◆ **Entries from a dataset of interfaces**
==========

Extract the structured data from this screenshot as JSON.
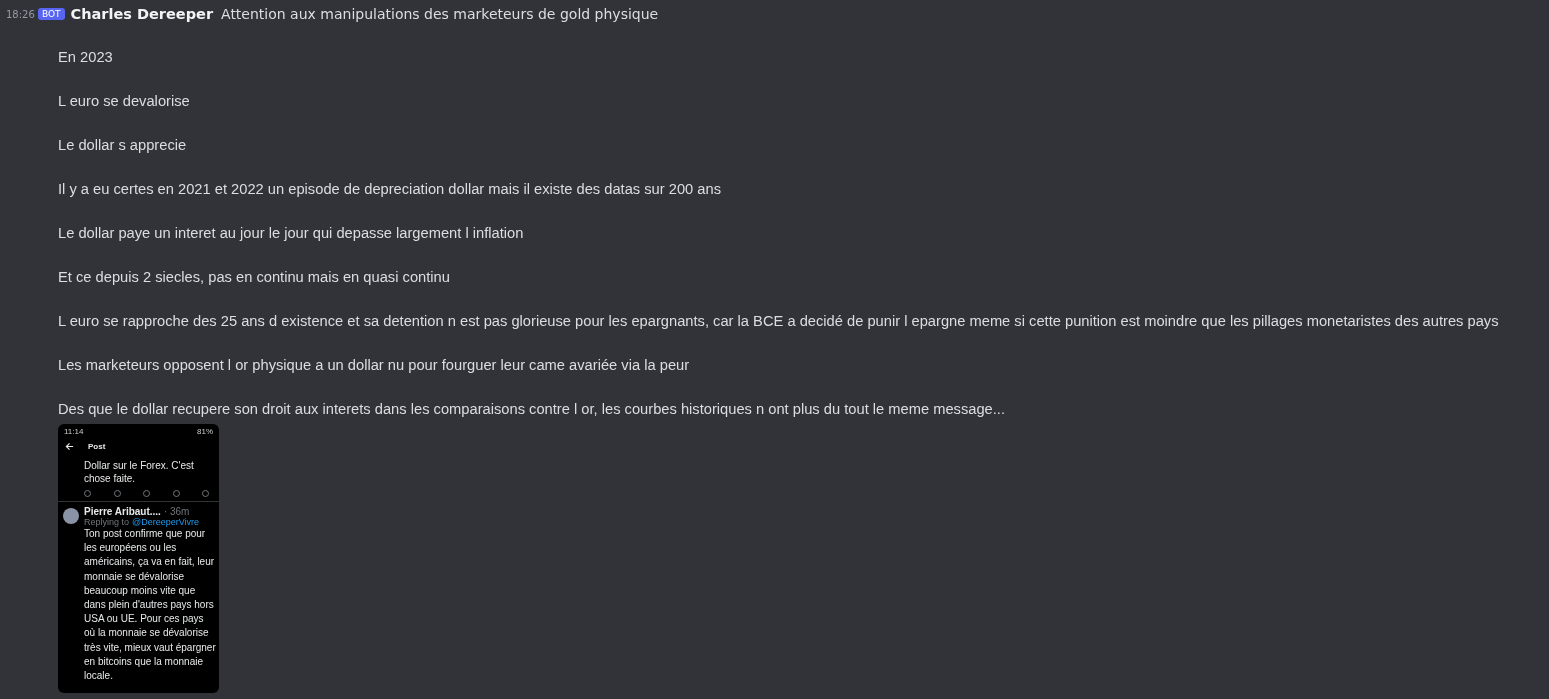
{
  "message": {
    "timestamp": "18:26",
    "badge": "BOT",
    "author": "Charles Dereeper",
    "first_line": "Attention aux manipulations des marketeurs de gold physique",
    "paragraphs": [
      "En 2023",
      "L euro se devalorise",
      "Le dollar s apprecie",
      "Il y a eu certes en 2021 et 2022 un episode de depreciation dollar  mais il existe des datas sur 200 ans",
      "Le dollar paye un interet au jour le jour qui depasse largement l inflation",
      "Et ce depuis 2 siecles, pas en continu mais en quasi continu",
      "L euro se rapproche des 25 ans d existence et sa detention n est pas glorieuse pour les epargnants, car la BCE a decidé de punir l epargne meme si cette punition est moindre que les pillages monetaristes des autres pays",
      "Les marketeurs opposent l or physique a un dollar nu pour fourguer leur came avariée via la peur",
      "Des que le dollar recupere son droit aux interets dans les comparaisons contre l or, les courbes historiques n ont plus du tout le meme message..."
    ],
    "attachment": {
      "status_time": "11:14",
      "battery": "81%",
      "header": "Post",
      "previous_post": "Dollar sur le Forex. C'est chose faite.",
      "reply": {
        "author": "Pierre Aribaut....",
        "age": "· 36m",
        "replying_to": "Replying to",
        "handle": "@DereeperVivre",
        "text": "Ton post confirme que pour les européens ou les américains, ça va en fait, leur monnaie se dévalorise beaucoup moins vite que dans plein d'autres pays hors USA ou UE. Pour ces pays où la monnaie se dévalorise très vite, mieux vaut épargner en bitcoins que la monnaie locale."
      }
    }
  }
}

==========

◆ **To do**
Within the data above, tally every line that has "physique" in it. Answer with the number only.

◆ **Answer to this exercise**
2